For those that wanted to participate, we had the opportunity to visit the local preschool and meet the children, while dropping our donations off. I love that we had this chance while we were in Cusco, and I was surprised that more people didn’t participate.
This preschool was set off the main road, behind multiple homes. Most of the children had arrived by the time we came, but we could still see parents walking some of their children to the school. When you walked inside the school it was one big room. On one side they had tables and chairs set up for their main learning area. On the other side of the building they had a play area set up.
One of the boys arrived late, but insisted on sitting next to his best friend. One of the teachers found an extra chair, so they could sit next to each other.
The children were very shy when we first got there. The longer we stayed the livelier they became, and then we really were able to see their personalities! They were a great group of children, and their antics with each other put a smile on our faces.
The teachers were kind enough to go over the current lessons the children were learning. From conversations with the teachers and the parents we spoke to at our dinner, there is a huge emphasis on teaching English in the school system. They want to give the children of Peru more opportunities, and English is a main factor of that. During our dinner our tour guide was telling us that it wasn’t always easy, because by a certain age the children surpass their teachers in speaking English. At that point there isn’t much more for them to do until they get university, where they are around international students and better trained teachers.

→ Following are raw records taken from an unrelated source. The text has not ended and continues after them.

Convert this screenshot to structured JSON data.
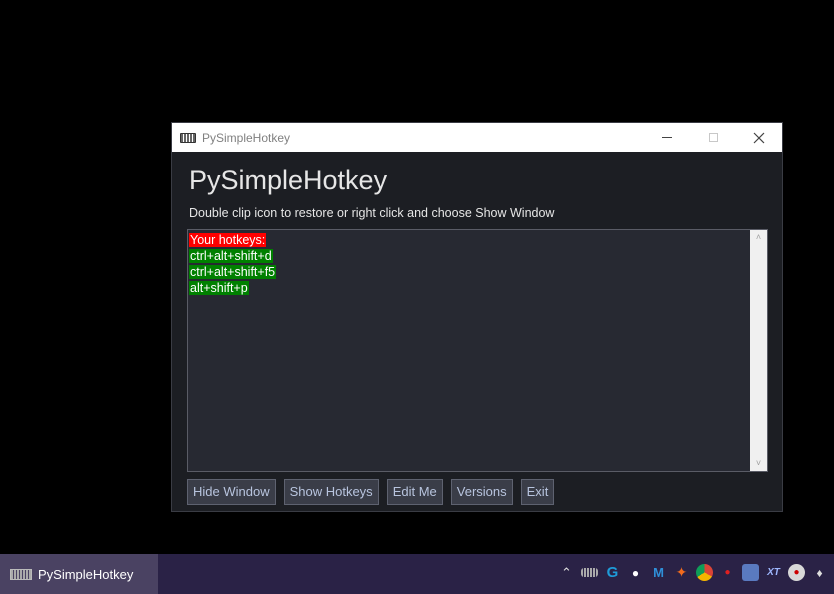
{
  "window": {
    "title": "PySimpleHotkey",
    "heading": "PySimpleHotkey",
    "subtext": "Double clip icon to restore or right click and choose Show Window",
    "output_lines": [
      {
        "text": "Your hotkeys:",
        "highlight": "#ff0000"
      },
      {
        "text": "ctrl+alt+shift+d",
        "highlight": "#008000"
      },
      {
        "text": "ctrl+alt+shift+f5",
        "highlight": "#008000"
      },
      {
        "text": "alt+shift+p",
        "highlight": "#008000"
      }
    ],
    "buttons": {
      "hide": "Hide Window",
      "show": "Show Hotkeys",
      "edit": "Edit Me",
      "versions": "Versions",
      "exit": "Exit"
    }
  },
  "taskbar": {
    "active_app_label": "PySimpleHotkey",
    "tray_icons": [
      "chevron-up-icon",
      "keyboard-icon",
      "logitech-g-icon",
      "discord-icon",
      "malwarebytes-icon",
      "avast-icon",
      "chrome-icon",
      "record-icon",
      "network-icon",
      "xtreme-icon",
      "nvidia-icon",
      "dropbox-icon"
    ]
  },
  "colors": {
    "window_bg": "#1c1e23",
    "button_bg": "#3a3d48",
    "button_text": "#b8c4de",
    "taskbar_bg": "#2a2246"
  }
}
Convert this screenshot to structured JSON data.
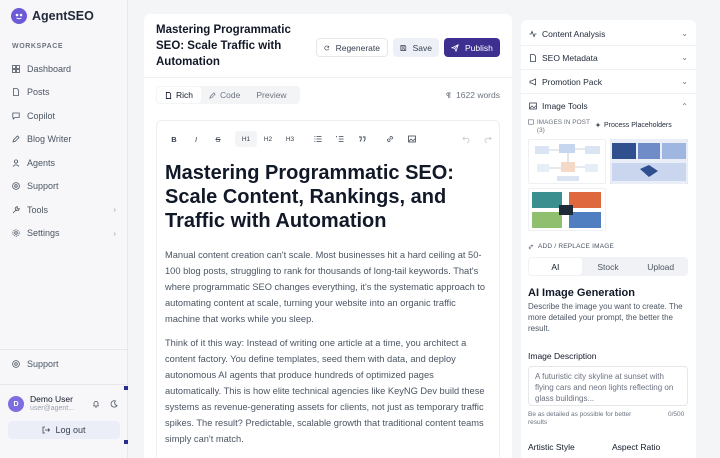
{
  "app": {
    "name": "AgentSEO"
  },
  "sidebar": {
    "section_label": "WORKSPACE",
    "items": [
      {
        "label": "Dashboard",
        "icon": "grid-icon"
      },
      {
        "label": "Posts",
        "icon": "document-icon"
      },
      {
        "label": "Copilot",
        "icon": "chat-icon"
      },
      {
        "label": "Blog Writer",
        "icon": "pen-icon"
      },
      {
        "label": "Agents",
        "icon": "agent-icon"
      },
      {
        "label": "Support",
        "icon": "help-icon"
      },
      {
        "label": "Tools",
        "icon": "wrench-icon",
        "chevron": "›"
      },
      {
        "label": "Settings",
        "icon": "gear-icon",
        "chevron": "›"
      }
    ],
    "support_bottom": "Support",
    "user": {
      "initial": "D",
      "name": "Demo User",
      "email": "user@agent..."
    },
    "logout": "Log out"
  },
  "editor": {
    "title": "Mastering Programmatic SEO: Scale Traffic with Automation",
    "buttons": {
      "regenerate": "Regenerate",
      "save": "Save",
      "publish": "Publish"
    },
    "tabs": [
      "Rich",
      "Code",
      "Preview"
    ],
    "word_count": "1622 words",
    "toolbar": [
      "B",
      "I",
      "S",
      "H1",
      "H2",
      "H3"
    ],
    "heading": "Mastering Programmatic SEO: Scale Content, Rankings, and Traffic with Automation",
    "paragraph1": "Manual content creation can't scale. Most businesses hit a hard ceiling at 50-100 blog posts, struggling to rank for thousands of long-tail keywords. That's where programmatic SEO changes everything, it's the systematic approach to automating content at scale, turning your website into an organic traffic machine that works while you sleep.",
    "paragraph2": "Think of it this way: Instead of writing one article at a time, you architect a content factory. You define templates, seed them with data, and deploy autonomous AI agents that produce hundreds of optimized pages automatically. This is how elite technical agencies like KeyNG Dev build these systems as revenue-generating assets for clients, not just as temporary traffic spikes. The result? Predictable, scalable growth that traditional content teams simply can't match."
  },
  "panel": {
    "sections": [
      {
        "label": "Content Analysis",
        "icon": "pulse-icon",
        "chevron": "⌄"
      },
      {
        "label": "SEO Metadata",
        "icon": "document-icon",
        "chevron": "⌄"
      },
      {
        "label": "Promotion Pack",
        "icon": "megaphone-icon",
        "chevron": "⌄"
      },
      {
        "label": "Image Tools",
        "icon": "image-icon",
        "chevron": "⌃"
      }
    ],
    "images_in_post": "IMAGES IN POST (3)",
    "process_placeholders": "Process Placeholders",
    "add_replace": "ADD / REPLACE IMAGE",
    "segments": [
      "AI",
      "Stock",
      "Upload"
    ],
    "ai_title": "AI Image Generation",
    "ai_desc": "Describe the image you want to create. The more detailed your prompt, the better the result.",
    "image_desc_label": "Image Description",
    "image_desc_placeholder": "A futuristic city skyline at sunset with flying cars and neon lights reflecting on glass buildings...",
    "hint": "Be as detailed as possible for better results",
    "counter": "0/500",
    "artistic_style": "Artistic Style",
    "aspect_ratio": "Aspect Ratio"
  },
  "colors": {
    "accent": "#3d2f8f",
    "brand": "#6b5bd6"
  }
}
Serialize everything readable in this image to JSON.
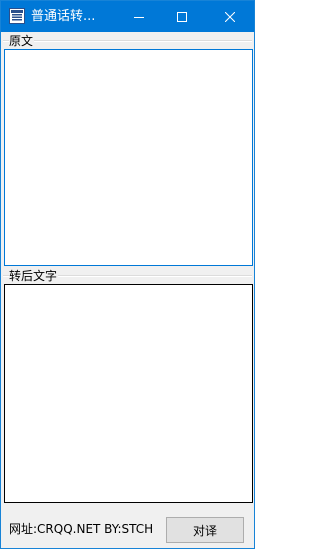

This little boy was not shy at all! He seemed to be the most confident out of all the children, from the beginning. When it was his turn to introduce himself, he stood up, puffed his chest out and happily exclaimed ” I’am Anthony”. He then pointed to each child and named them before sitting back down. He was happy to tell us all sorts of stories while we were there.
The children really only cared about the snacks and candy that were brought, and they happily ate them while we were there. The teachers were especially happy about all the supplies we brought. I hope all the supplies we brought will help them out. This was a wonderful, eye-opening experience. It makes you happy to have what you have.